TAMPA, Fla. -- Blake Coleman's diving goal with two seconds remaining in the second period would be astonishing in itself except the winger has pulled off a similar highlight-reel play before. And before that, too.
Coleman's second-period buzzer-beater proved to be the winner in Game 2 of the Stanley Cup Final on Wednesday, as the Lightning defeated the Montreal Canadiens 3-1 to take a 2-0 series lead.
Coleman, 29, scored a similar goal in Game 2 of the second round in the 2020 playoffs, as well in October 2019 while with the New Jersey Devils.
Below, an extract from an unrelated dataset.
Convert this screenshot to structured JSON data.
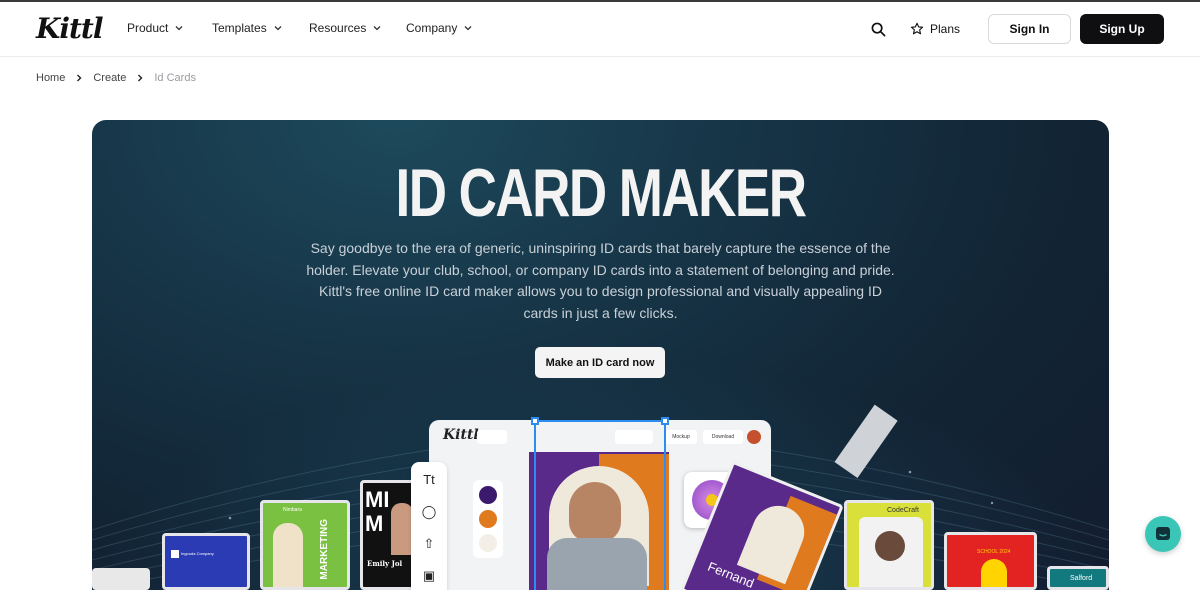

"Literally, in my head I was like, 'Did he just do that again?'" Tampa Bay coach Jon Cooper said. "Different scenarios, but it was remarkably similar. Just the timing was epic."
Coleman, the third-line winger, credited the play to "reflex."
"I knew they had a backchecker there and I just tried to beat him to the puck," Coleman said. "I don't think anybody is planning to dive on the ice, but that was all I had and Goody [linemate Barclay Goodrow] put it in a good spot. I don't know why these goals happen, but it was a big win for our team."
The Lightning won Game 2 despite being outplayed by the Canadiens.
"It definitely was an unremarkable team game we had going on," Cooper said.
Montreal outshot Tampa Bay 43 to 23 and had a 62.23 expected goals for percentage, according to Natural Stat Trick. The minus-20 shot differential is the second-largest negative differential by a team to win a Cup Finals game by multiple goals since 1960.
It was Coleman's goal, breaking a 1-1 tie, that gave the Lightning an extra jolt heading into the third period.
"Didn't know if there was enough time on the clock," Lightning defenseman Ryan McDonagh said. "I was looking up and not really watching the play. I mean, didn't really even see it go in, I was just kind of watching the clock and thankfully there was, whatever, half a second left. That line continues to night in, night out bring it in different fashions: close guys out, play well defensively and score some huge timely goals."
The goal was Coleman's first since scoring in the Lightning's playoff opener against the Florida Panthers on May 16.
Once the Lightning went into the third period with a lead, the Canadiens didn't stand much of a chance.
"I thought we played a heck of a hockey game," Canadiens veteran Corey Perry said. "But at the same time it wasn't enough and we've got to find that extra gear."
Teams up 2-0 in the Stanley Cup Final have gone on to win the series 46 of 51 times (90%). The last team to come back from a 2-0 series deficit to win the Stanley Cup was the 2011 Boston Bruins against the Vancouver Canucks. The 2011 Canucks were the last Canadian-based team to make the Stanley Cup Finals before the Canadiens advanced this year.
The series now shifts back to Montreal for Game 3 on Friday. The Lightning increased their capacity to 18,600 for Game 2, but it won't be the same environment on Friday. On Wednesday, Quebec health authorities denied the Canadiens' proposal to increase their capacity to 50% -- which equates to 10,500 fans -- meaning the Bell Centre will have just 3,500 on hand for Games 3 and 4.
"The playoffs are so close, a bounce here, a bounce there, a timely goal, whatever it is, the games are so minimal," Perry said. " It's just one of those things. They get a break at the end of the second, whatever, point-5 seconds, whatever it is. It's a momentum swing. I thought we played well tonight. I thought we had a lot of great chances. We were skating. We were forechecking. We had the puck a lot of the night. If we continue to do that, we'll keep wearing them down."